- [EXERCISE DIRECTIONS] All of the data that follows should be retyped exactly, please, except the pictures.

- [Excerpts from an interface dataset]
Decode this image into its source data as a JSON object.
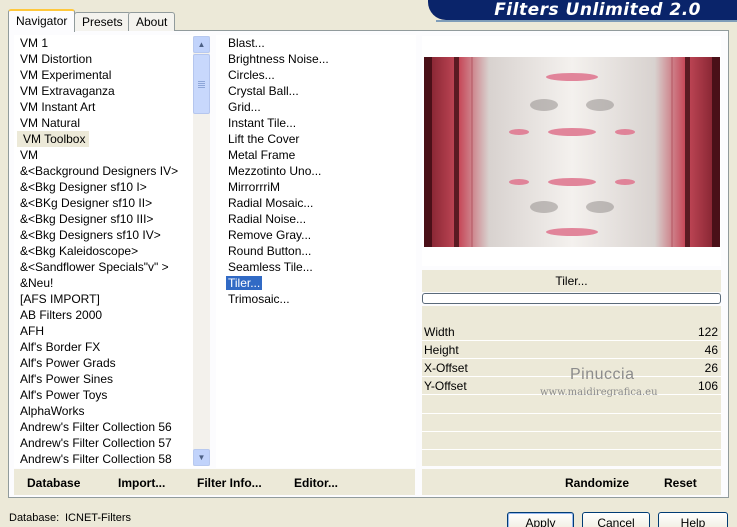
{
  "title_banner": "Filters Unlimited 2.0",
  "tabs": [
    {
      "label": "Navigator",
      "active": true
    },
    {
      "label": "Presets",
      "active": false
    },
    {
      "label": "About",
      "active": false
    }
  ],
  "categories": [
    "VM 1",
    "VM Distortion",
    "VM Experimental",
    "VM Extravaganza",
    "VM Instant Art",
    "VM Natural",
    "VM Toolbox",
    "VM",
    "&<Background Designers IV>",
    "&<Bkg Designer sf10 I>",
    "&<BKg Designer sf10 II>",
    "&<Bkg Designer sf10 III>",
    "&<Bkg Designers sf10 IV>",
    "&<Bkg Kaleidoscope>",
    "&<Sandflower Specials\"v\" >",
    "&Neu!",
    "[AFS IMPORT]",
    "AB Filters 2000",
    "AFH",
    "Alf's Border FX",
    "Alf's Power Grads",
    "Alf's Power Sines",
    "Alf's Power Toys",
    "AlphaWorks",
    "Andrew's Filter Collection 56",
    "Andrew's Filter Collection 57",
    "Andrew's Filter Collection 58"
  ],
  "selected_category": "VM Toolbox",
  "filters": [
    "Blast...",
    "Brightness Noise...",
    "Circles...",
    "Crystal Ball...",
    "Grid...",
    "Instant Tile...",
    "Lift the Cover",
    "Metal Frame",
    "Mezzotinto Uno...",
    "MirrorrriM",
    "Radial Mosaic...",
    "Radial Noise...",
    "Remove Gray...",
    "Round Button...",
    "Seamless Tile...",
    "Tiler...",
    "Trimosaic..."
  ],
  "selected_filter": "Tiler...",
  "current_filter_name": "Tiler...",
  "params": [
    {
      "label": "Width",
      "value": "122"
    },
    {
      "label": "Height",
      "value": "46"
    },
    {
      "label": "X-Offset",
      "value": "26"
    },
    {
      "label": "Y-Offset",
      "value": "106"
    }
  ],
  "watermark": {
    "name": "Pinuccia",
    "url": "www.maidiregrafica.eu"
  },
  "left_buttons": {
    "database": "Database",
    "import": "Import...",
    "filter_info": "Filter Info...",
    "editor": "Editor..."
  },
  "right_buttons": {
    "randomize": "Randomize",
    "reset": "Reset"
  },
  "status": {
    "label": "Database:",
    "value": "ICNET-Filters"
  },
  "dialog_buttons": {
    "apply": "Apply",
    "cancel": "Cancel",
    "help": "Help"
  },
  "colors": {
    "selection": "#316ac5",
    "banner": "#0a246a",
    "face": "#ece9d8"
  }
}
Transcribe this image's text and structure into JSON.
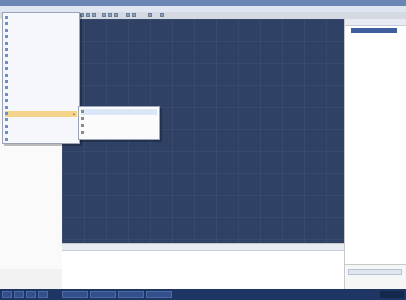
{
  "window": {
    "title": ""
  },
  "menubar": {
    "items": [
      "",
      "",
      "",
      "",
      "",
      "",
      "",
      ""
    ]
  },
  "left_panel": {
    "items": []
  },
  "menu": {
    "items": [
      {
        "label": "",
        "highlight": false
      },
      {
        "label": "",
        "highlight": false
      },
      {
        "label": "",
        "highlight": false
      },
      {
        "label": "",
        "highlight": false
      },
      {
        "label": "",
        "highlight": false
      },
      {
        "label": "",
        "highlight": false
      },
      {
        "label": "",
        "highlight": false
      },
      {
        "label": "",
        "highlight": false
      },
      {
        "label": "",
        "highlight": false
      },
      {
        "label": "",
        "highlight": false
      },
      {
        "label": "",
        "highlight": false
      },
      {
        "label": "",
        "highlight": false
      },
      {
        "label": "",
        "highlight": false
      },
      {
        "label": "",
        "highlight": false
      },
      {
        "label": "",
        "highlight": false
      },
      {
        "label": "",
        "highlight": true
      },
      {
        "label": "",
        "highlight": false
      },
      {
        "label": "",
        "highlight": false
      },
      {
        "label": "",
        "highlight": false
      },
      {
        "label": "",
        "highlight": false
      }
    ]
  },
  "submenu": {
    "items": [
      {
        "label": "",
        "highlight": true
      },
      {
        "label": "",
        "highlight": false
      },
      {
        "label": "",
        "highlight": false
      },
      {
        "label": "",
        "highlight": false
      }
    ]
  },
  "right_panel": {
    "title": "",
    "tree_item": ""
  },
  "output_panel": {
    "title": "",
    "tab": ""
  },
  "taskbar": {
    "items": [
      "",
      "",
      "",
      "",
      "",
      "",
      "",
      ""
    ],
    "clock": ""
  },
  "colors": {
    "workspace": "#2f4266",
    "titlebar": "#6b86b2",
    "taskbar": "#1f3563",
    "menu_highlight": "#f4d48b"
  }
}
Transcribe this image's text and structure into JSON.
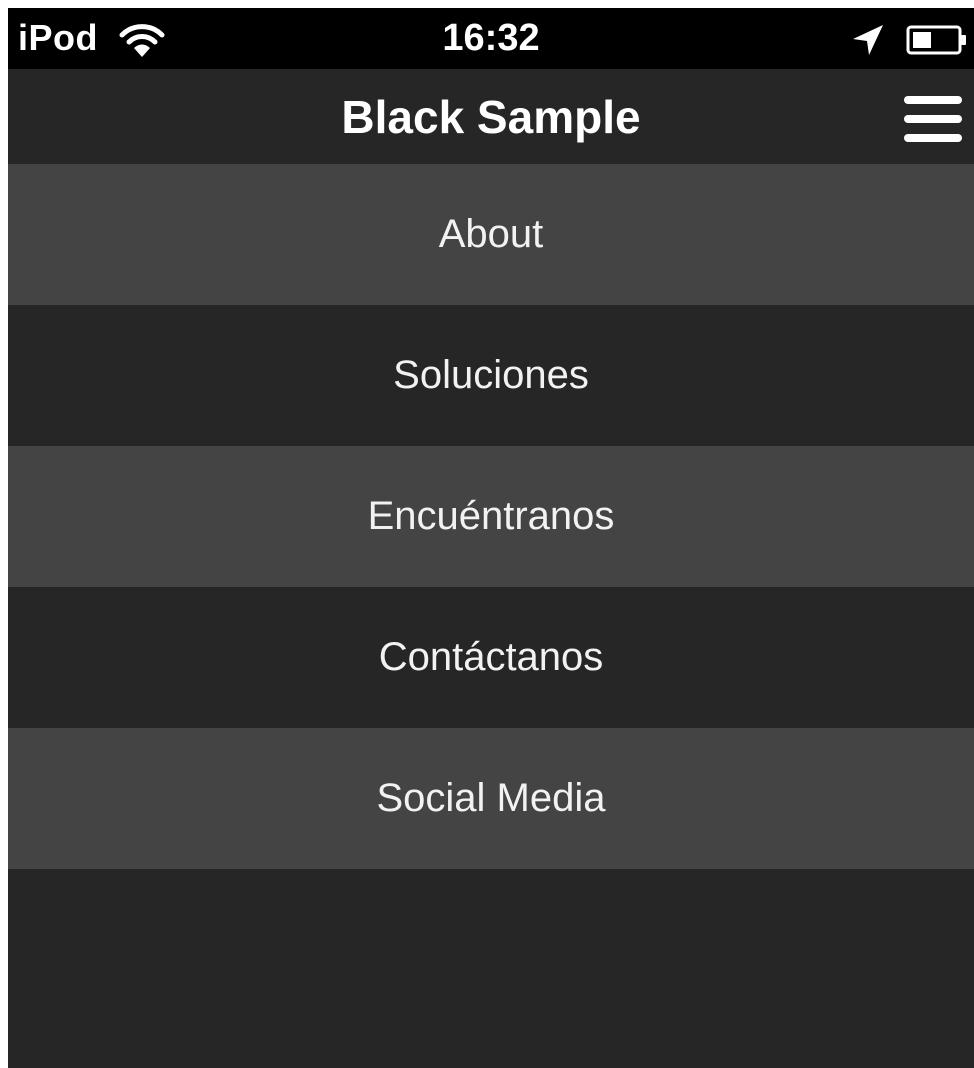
{
  "status_bar": {
    "carrier": "iPod",
    "time": "16:32",
    "icons": [
      "wifi-icon",
      "location-arrow-icon",
      "battery-icon"
    ]
  },
  "nav_bar": {
    "title": "Black Sample",
    "menu_icon": "hamburger-menu-icon"
  },
  "menu": {
    "items": [
      {
        "label": "About"
      },
      {
        "label": "Soluciones"
      },
      {
        "label": "Encuéntranos"
      },
      {
        "label": "Contáctanos"
      },
      {
        "label": "Social Media"
      }
    ]
  },
  "colors": {
    "status_bar_bg": "#000000",
    "nav_bar_bg": "#262626",
    "menu_item_light": "#444444",
    "menu_item_dark": "#262626",
    "text": "#ffffff"
  }
}
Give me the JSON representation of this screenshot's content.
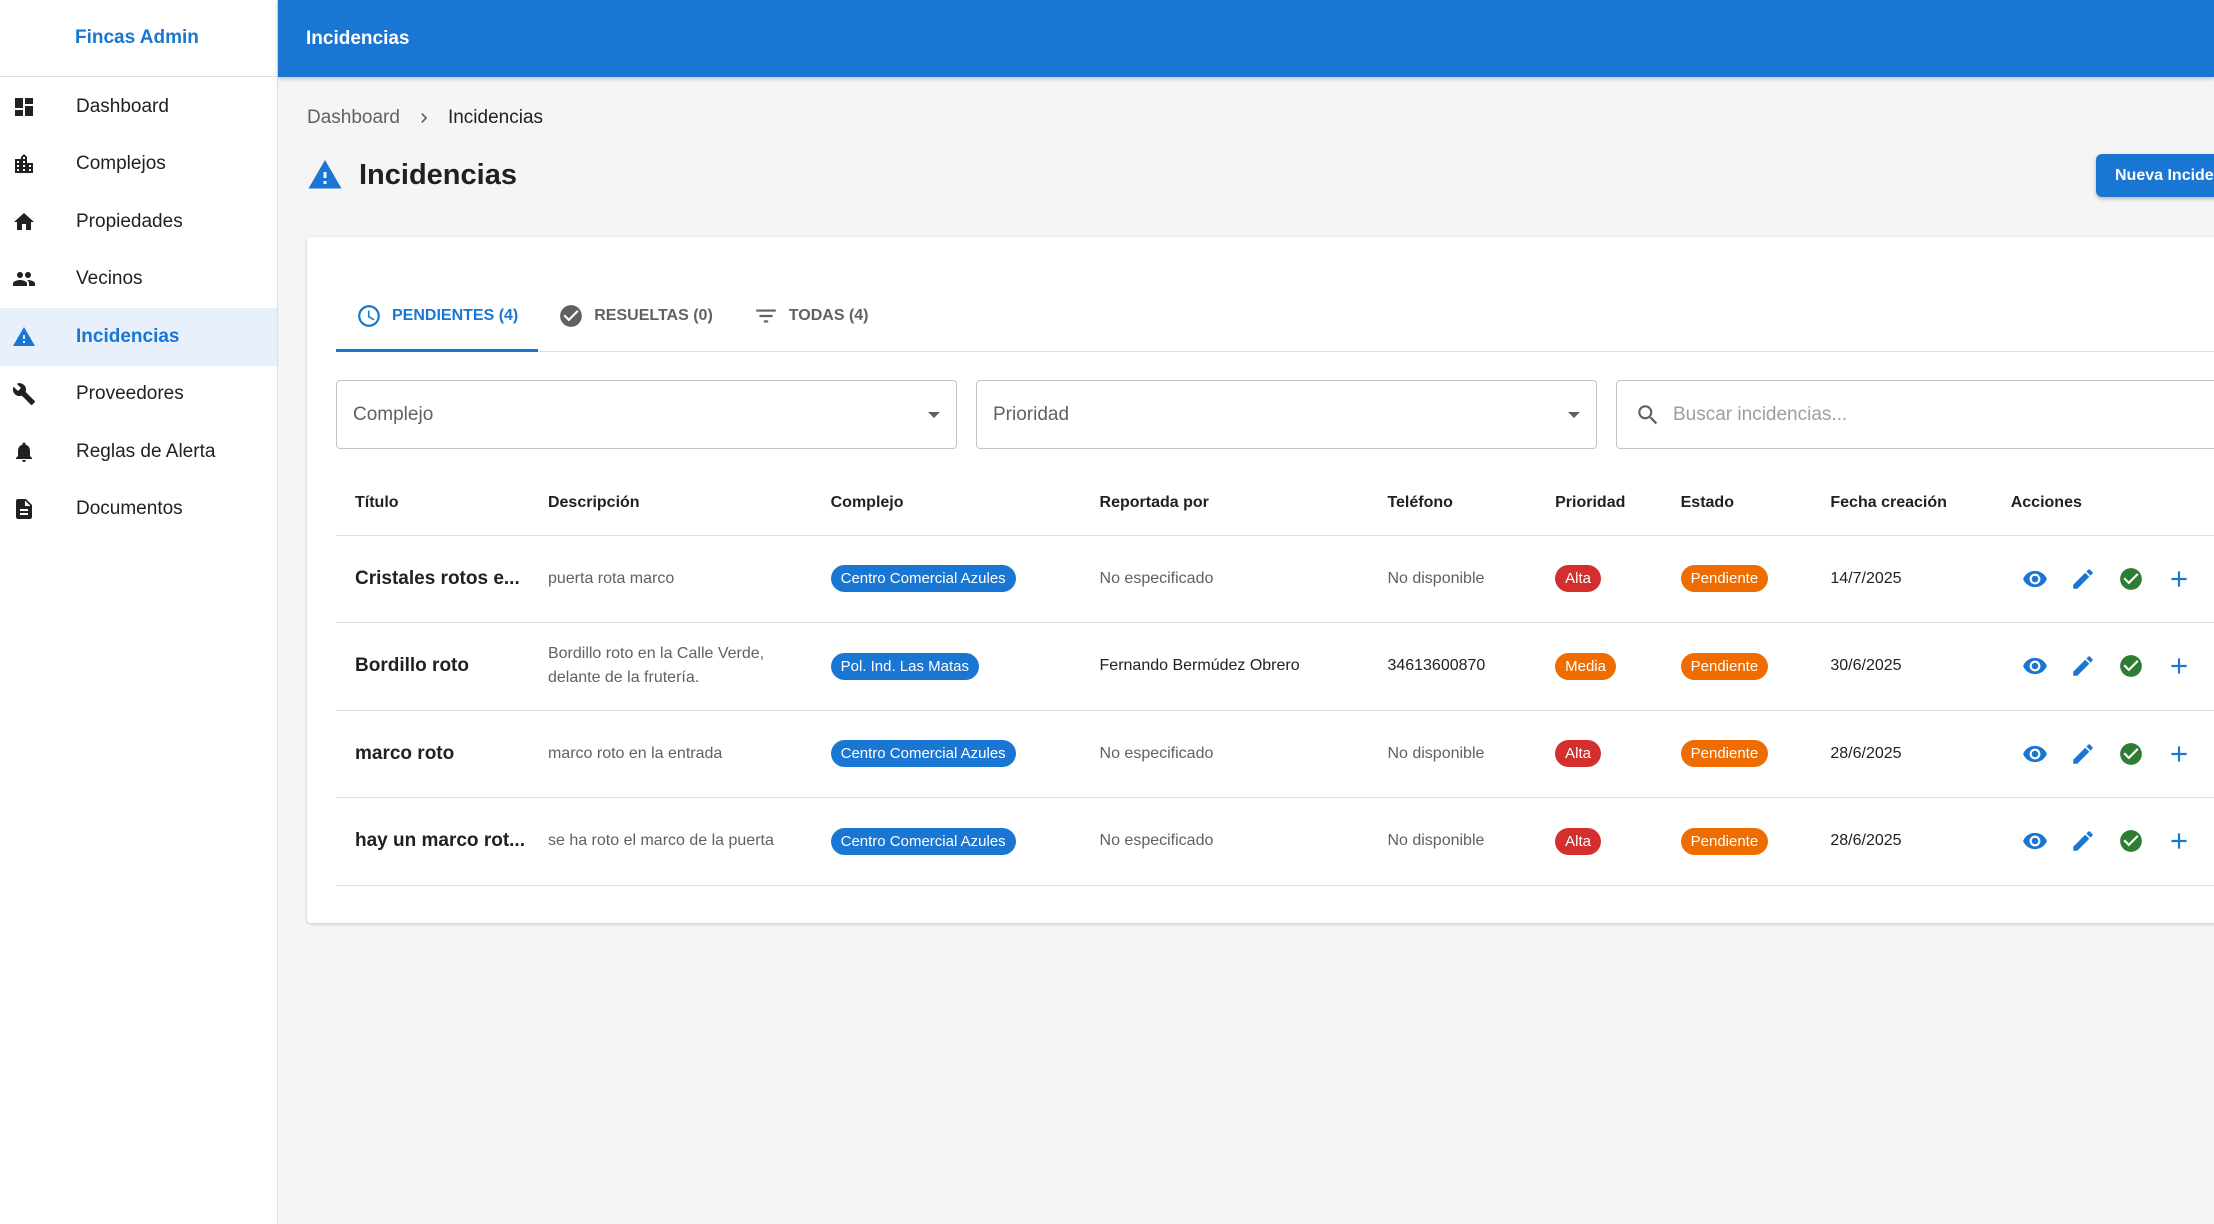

- [SOLVED PROBLEM]
Decode this image into its source data as a JSON object.
{
  "title_banner": "Filters Unlimited 2.0",
  "tabs": [
    {
      "label": "Navigator",
      "active": true
    },
    {
      "label": "Presets",
      "active": false
    },
    {
      "label": "About",
      "active": false
    }
  ],
  "categories": [
    "VM 1",
    "VM Distortion",
    "VM Experimental",
    "VM Extravaganza",
    "VM Instant Art",
    "VM Natural",
    "VM Toolbox",
    "VM",
    "&<Background Designers IV>",
    "&<Bkg Designer sf10 I>",
    "&<BKg Designer sf10 II>",
    "&<Bkg Designer sf10 III>",
    "&<Bkg Designers sf10 IV>",
    "&<Bkg Kaleidoscope>",
    "&<Sandflower Specials\"v\" >",
    "&Neu!",
    "[AFS IMPORT]",
    "AB Filters 2000",
    "AFH",
    "Alf's Border FX",
    "Alf's Power Grads",
    "Alf's Power Sines",
    "Alf's Power Toys",
    "AlphaWorks",
    "Andrew's Filter Collection 56",
    "Andrew's Filter Collection 57",
    "Andrew's Filter Collection 58"
  ],
  "selected_category": "VM Toolbox",
  "filters": [
    "Blast...",
    "Brightness Noise...",
    "Circles...",
    "Crystal Ball...",
    "Grid...",
    "Instant Tile...",
    "Lift the Cover",
    "Metal Frame",
    "Mezzotinto Uno...",
    "MirrorrriM",
    "Radial Mosaic...",
    "Radial Noise...",
    "Remove Gray...",
    "Round Button...",
    "Seamless Tile...",
    "Tiler...",
    "Trimosaic..."
  ],
  "selected_filter": "Tiler...",
  "current_filter_name": "Tiler...",
  "params": [
    {
      "label": "Width",
      "value": "122"
    },
    {
      "label": "Height",
      "value": "46"
    },
    {
      "label": "X-Offset",
      "value": "26"
    },
    {
      "label": "Y-Offset",
      "value": "106"
    }
  ],
  "watermark": {
    "name": "Pinuccia",
    "url": "www.maidiregrafica.eu"
  },
  "left_buttons": {
    "database": "Database",
    "import": "Import...",
    "filter_info": "Filter Info...",
    "editor": "Editor..."
  },
  "right_buttons": {
    "randomize": "Randomize",
    "reset": "Reset"
  },
  "status": {
    "label": "Database:",
    "value": "ICNET-Filters"
  },
  "dialog_buttons": {
    "apply": "Apply",
    "cancel": "Cancel",
    "help": "Help"
  },
  "colors": {
    "selection": "#316ac5",
    "banner": "#0a246a",
    "face": "#ece9d8"
  }
}
Transcribe this image's text and structure into JSON.
{
  "window": {
    "title": ""
  },
  "menubar": {
    "items": [
      "",
      "",
      "",
      "",
      "",
      "",
      "",
      ""
    ]
  },
  "left_panel": {
    "items": []
  },
  "menu": {
    "items": [
      {
        "label": "",
        "highlight": false
      },
      {
        "label": "",
        "highlight": false
      },
      {
        "label": "",
        "highlight": false
      },
      {
        "label": "",
        "highlight": false
      },
      {
        "label": "",
        "highlight": false
      },
      {
        "label": "",
        "highlight": false
      },
      {
        "label": "",
        "highlight": false
      },
      {
        "label": "",
        "highlight": false
      },
      {
        "label": "",
        "highlight": false
      },
      {
        "label": "",
        "highlight": false
      },
      {
        "label": "",
        "highlight": false
      },
      {
        "label": "",
        "highlight": false
      },
      {
        "label": "",
        "highlight": false
      },
      {
        "label": "",
        "highlight": false
      },
      {
        "label": "",
        "highlight": false
      },
      {
        "label": "",
        "highlight": true
      },
      {
        "label": "",
        "highlight": false
      },
      {
        "label": "",
        "highlight": false
      },
      {
        "label": "",
        "highlight": false
      },
      {
        "label": "",
        "highlight": false
      }
    ]
  },
  "submenu": {
    "items": [
      {
        "label": "",
        "highlight": true
      },
      {
        "label": "",
        "highlight": false
      },
      {
        "label": "",
        "highlight": false
      },
      {
        "label": "",
        "highlight": false
      }
    ]
  },
  "right_panel": {
    "title": "",
    "tree_item": ""
  },
  "output_panel": {
    "title": "",
    "tab": ""
  },
  "taskbar": {
    "items": [
      "",
      "",
      "",
      "",
      "",
      "",
      "",
      ""
    ],
    "clock": ""
  },
  "colors": {
    "workspace": "#2f4266",
    "titlebar": "#6b86b2",
    "taskbar": "#1f3563",
    "menu_highlight": "#f4d48b"
  }
}
Transcribe this image's text and structure into JSON.
{
  "status_bar": {
    "carrier": "iPod",
    "time": "16:32",
    "icons": [
      "wifi-icon",
      "location-arrow-icon",
      "battery-icon"
    ]
  },
  "nav_bar": {
    "title": "Black Sample",
    "menu_icon": "hamburger-menu-icon"
  },
  "menu": {
    "items": [
      {
        "label": "About"
      },
      {
        "label": "Soluciones"
      },
      {
        "label": "Encuéntranos"
      },
      {
        "label": "Contáctanos"
      },
      {
        "label": "Social Media"
      }
    ]
  },
  "colors": {
    "status_bar_bg": "#000000",
    "nav_bar_bg": "#262626",
    "menu_item_light": "#444444",
    "menu_item_dark": "#262626",
    "text": "#ffffff"
  }
}
Give me the JSON representation of this screenshot's content.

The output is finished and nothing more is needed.